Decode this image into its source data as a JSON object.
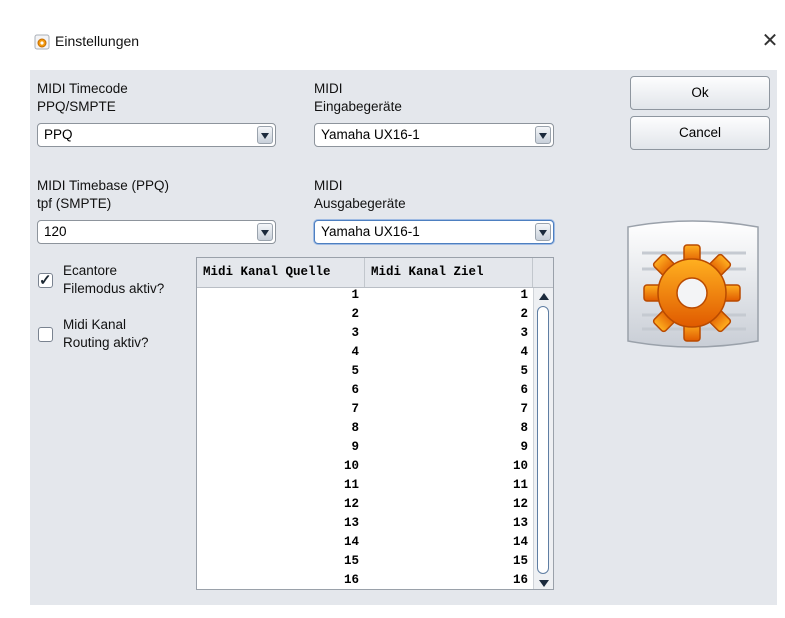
{
  "window": {
    "title": "Einstellungen",
    "close_glyph": "✕",
    "icon": "settings-app-icon"
  },
  "timecode": {
    "label_line1": "MIDI Timecode",
    "label_line2": "PPQ/SMPTE",
    "selected": "PPQ"
  },
  "input_devices": {
    "label_line1": "MIDI",
    "label_line2": "Eingabegeräte",
    "selected": "Yamaha UX16-1"
  },
  "timebase": {
    "label_line1": "MIDI Timebase (PPQ)",
    "label_line2": "tpf (SMPTE)",
    "selected": "120"
  },
  "output_devices": {
    "label_line1": "MIDI",
    "label_line2": "Ausgabegeräte",
    "selected": "Yamaha UX16-1"
  },
  "buttons": {
    "ok": "Ok",
    "cancel": "Cancel"
  },
  "options": {
    "filemode": {
      "line1": "Ecantore",
      "line2": "Filemodus aktiv?",
      "checked": true
    },
    "routing": {
      "line1": "Midi Kanal",
      "line2": "Routing aktiv?",
      "checked": false
    },
    "check_glyph": "✓"
  },
  "routing_table": {
    "headers": [
      "Midi Kanal Quelle",
      "Midi Kanal Ziel"
    ],
    "rows": [
      [
        "1",
        "1"
      ],
      [
        "2",
        "2"
      ],
      [
        "3",
        "3"
      ],
      [
        "4",
        "4"
      ],
      [
        "5",
        "5"
      ],
      [
        "6",
        "6"
      ],
      [
        "7",
        "7"
      ],
      [
        "8",
        "8"
      ],
      [
        "9",
        "9"
      ],
      [
        "10",
        "10"
      ],
      [
        "11",
        "11"
      ],
      [
        "12",
        "12"
      ],
      [
        "13",
        "13"
      ],
      [
        "14",
        "14"
      ],
      [
        "15",
        "15"
      ],
      [
        "16",
        "16"
      ]
    ]
  },
  "colors": {
    "client_bg": "#e4e7ec",
    "focus_border": "#4d7fc0",
    "gear_orange": "#f29a0f"
  }
}
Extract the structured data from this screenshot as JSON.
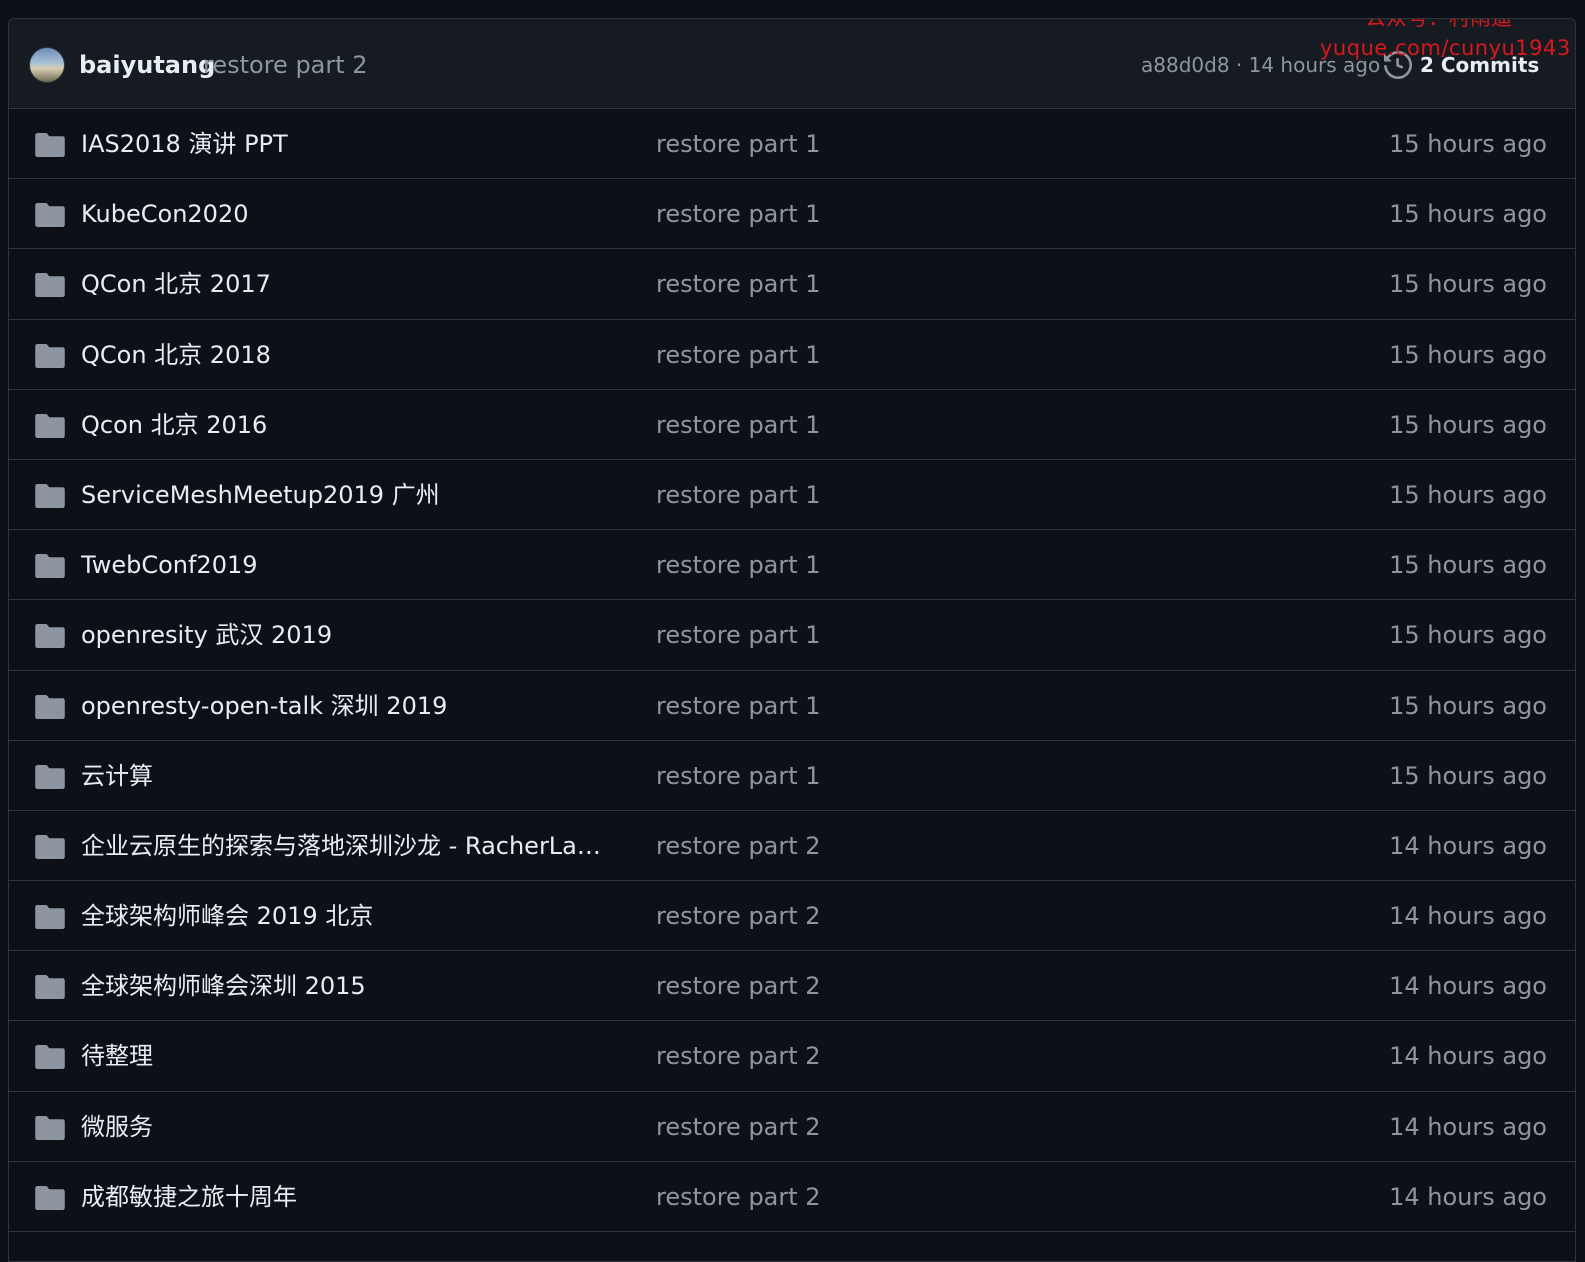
{
  "header": {
    "author": "baiyutang",
    "commit_message": "restore part 2",
    "sha_and_time": "a88d0d8 · 14 hours ago",
    "commits_label": "2 Commits"
  },
  "watermark": {
    "line1": "公众号：村雨遥",
    "line2": "yuque.com/cunyu1943"
  },
  "files": [
    {
      "name": "IAS2018 演讲 PPT",
      "message": "restore part 1",
      "age": "15 hours ago",
      "type": "folder"
    },
    {
      "name": "KubeCon2020",
      "message": "restore part 1",
      "age": "15 hours ago",
      "type": "folder"
    },
    {
      "name": "QCon 北京 2017",
      "message": "restore part 1",
      "age": "15 hours ago",
      "type": "folder"
    },
    {
      "name": "QCon 北京 2018",
      "message": "restore part 1",
      "age": "15 hours ago",
      "type": "folder"
    },
    {
      "name": "Qcon 北京 2016",
      "message": "restore part 1",
      "age": "15 hours ago",
      "type": "folder"
    },
    {
      "name": "ServiceMeshMeetup2019 广州",
      "message": "restore part 1",
      "age": "15 hours ago",
      "type": "folder"
    },
    {
      "name": "TwebConf2019",
      "message": "restore part 1",
      "age": "15 hours ago",
      "type": "folder"
    },
    {
      "name": "openresity 武汉 2019",
      "message": "restore part 1",
      "age": "15 hours ago",
      "type": "folder"
    },
    {
      "name": "openresty-open-talk 深圳 2019",
      "message": "restore part 1",
      "age": "15 hours ago",
      "type": "folder"
    },
    {
      "name": "云计算",
      "message": "restore part 1",
      "age": "15 hours ago",
      "type": "folder"
    },
    {
      "name": "企业云原生的探索与落地深圳沙龙 - RacherLab...",
      "message": "restore part 2",
      "age": "14 hours ago",
      "type": "folder"
    },
    {
      "name": "全球架构师峰会 2019 北京",
      "message": "restore part 2",
      "age": "14 hours ago",
      "type": "folder"
    },
    {
      "name": "全球架构师峰会深圳 2015",
      "message": "restore part 2",
      "age": "14 hours ago",
      "type": "folder"
    },
    {
      "name": "待整理",
      "message": "restore part 2",
      "age": "14 hours ago",
      "type": "folder"
    },
    {
      "name": "微服务",
      "message": "restore part 2",
      "age": "14 hours ago",
      "type": "folder"
    },
    {
      "name": "成都敏捷之旅十周年",
      "message": "restore part 2",
      "age": "14 hours ago",
      "type": "folder"
    }
  ],
  "colors": {
    "background": "#0d1117",
    "header_background": "#161b22",
    "border": "#30363d",
    "text": "#e6edf3",
    "muted": "#8d96a0",
    "folder_icon": "#8d96a0",
    "watermark": "#e4181c"
  }
}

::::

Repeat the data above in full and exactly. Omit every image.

Decode this image into its source data as a JSON object.
{
  "window": {
    "title": "Einstellungen",
    "close_glyph": "✕",
    "icon": "settings-app-icon"
  },
  "timecode": {
    "label_line1": "MIDI Timecode",
    "label_line2": "PPQ/SMPTE",
    "selected": "PPQ"
  },
  "input_devices": {
    "label_line1": "MIDI",
    "label_line2": "Eingabegeräte",
    "selected": "Yamaha UX16-1"
  },
  "timebase": {
    "label_line1": "MIDI Timebase (PPQ)",
    "label_line2": "tpf (SMPTE)",
    "selected": "120"
  },
  "output_devices": {
    "label_line1": "MIDI",
    "label_line2": "Ausgabegeräte",
    "selected": "Yamaha UX16-1"
  },
  "buttons": {
    "ok": "Ok",
    "cancel": "Cancel"
  },
  "options": {
    "filemode": {
      "line1": "Ecantore",
      "line2": "Filemodus aktiv?",
      "checked": true
    },
    "routing": {
      "line1": "Midi Kanal",
      "line2": "Routing aktiv?",
      "checked": false
    },
    "check_glyph": "✓"
  },
  "routing_table": {
    "headers": [
      "Midi Kanal Quelle",
      "Midi Kanal Ziel"
    ],
    "rows": [
      [
        "1",
        "1"
      ],
      [
        "2",
        "2"
      ],
      [
        "3",
        "3"
      ],
      [
        "4",
        "4"
      ],
      [
        "5",
        "5"
      ],
      [
        "6",
        "6"
      ],
      [
        "7",
        "7"
      ],
      [
        "8",
        "8"
      ],
      [
        "9",
        "9"
      ],
      [
        "10",
        "10"
      ],
      [
        "11",
        "11"
      ],
      [
        "12",
        "12"
      ],
      [
        "13",
        "13"
      ],
      [
        "14",
        "14"
      ],
      [
        "15",
        "15"
      ],
      [
        "16",
        "16"
      ]
    ]
  },
  "colors": {
    "client_bg": "#e4e7ec",
    "focus_border": "#4d7fc0",
    "gear_orange": "#f29a0f"
  }
}
Extract the structured data from this screenshot as JSON.
{
  "header": {
    "author": "baiyutang",
    "commit_message": "restore part 2",
    "sha_and_time": "a88d0d8 · 14 hours ago",
    "commits_label": "2 Commits"
  },
  "watermark": {
    "line1": "公众号：村雨遥",
    "line2": "yuque.com/cunyu1943"
  },
  "files": [
    {
      "name": "IAS2018 演讲 PPT",
      "message": "restore part 1",
      "age": "15 hours ago",
      "type": "folder"
    },
    {
      "name": "KubeCon2020",
      "message": "restore part 1",
      "age": "15 hours ago",
      "type": "folder"
    },
    {
      "name": "QCon 北京 2017",
      "message": "restore part 1",
      "age": "15 hours ago",
      "type": "folder"
    },
    {
      "name": "QCon 北京 2018",
      "message": "restore part 1",
      "age": "15 hours ago",
      "type": "folder"
    },
    {
      "name": "Qcon 北京 2016",
      "message": "restore part 1",
      "age": "15 hours ago",
      "type": "folder"
    },
    {
      "name": "ServiceMeshMeetup2019 广州",
      "message": "restore part 1",
      "age": "15 hours ago",
      "type": "folder"
    },
    {
      "name": "TwebConf2019",
      "message": "restore part 1",
      "age": "15 hours ago",
      "type": "folder"
    },
    {
      "name": "openresity 武汉 2019",
      "message": "restore part 1",
      "age": "15 hours ago",
      "type": "folder"
    },
    {
      "name": "openresty-open-talk 深圳 2019",
      "message": "restore part 1",
      "age": "15 hours ago",
      "type": "folder"
    },
    {
      "name": "云计算",
      "message": "restore part 1",
      "age": "15 hours ago",
      "type": "folder"
    },
    {
      "name": "企业云原生的探索与落地深圳沙龙 - RacherLab...",
      "message": "restore part 2",
      "age": "14 hours ago",
      "type": "folder"
    },
    {
      "name": "全球架构师峰会 2019 北京",
      "message": "restore part 2",
      "age": "14 hours ago",
      "type": "folder"
    },
    {
      "name": "全球架构师峰会深圳 2015",
      "message": "restore part 2",
      "age": "14 hours ago",
      "type": "folder"
    },
    {
      "name": "待整理",
      "message": "restore part 2",
      "age": "14 hours ago",
      "type": "folder"
    },
    {
      "name": "微服务",
      "message": "restore part 2",
      "age": "14 hours ago",
      "type": "folder"
    },
    {
      "name": "成都敏捷之旅十周年",
      "message": "restore part 2",
      "age": "14 hours ago",
      "type": "folder"
    }
  ],
  "colors": {
    "background": "#0d1117",
    "header_background": "#161b22",
    "border": "#30363d",
    "text": "#e6edf3",
    "muted": "#8d96a0",
    "folder_icon": "#8d96a0",
    "watermark": "#e4181c"
  }
}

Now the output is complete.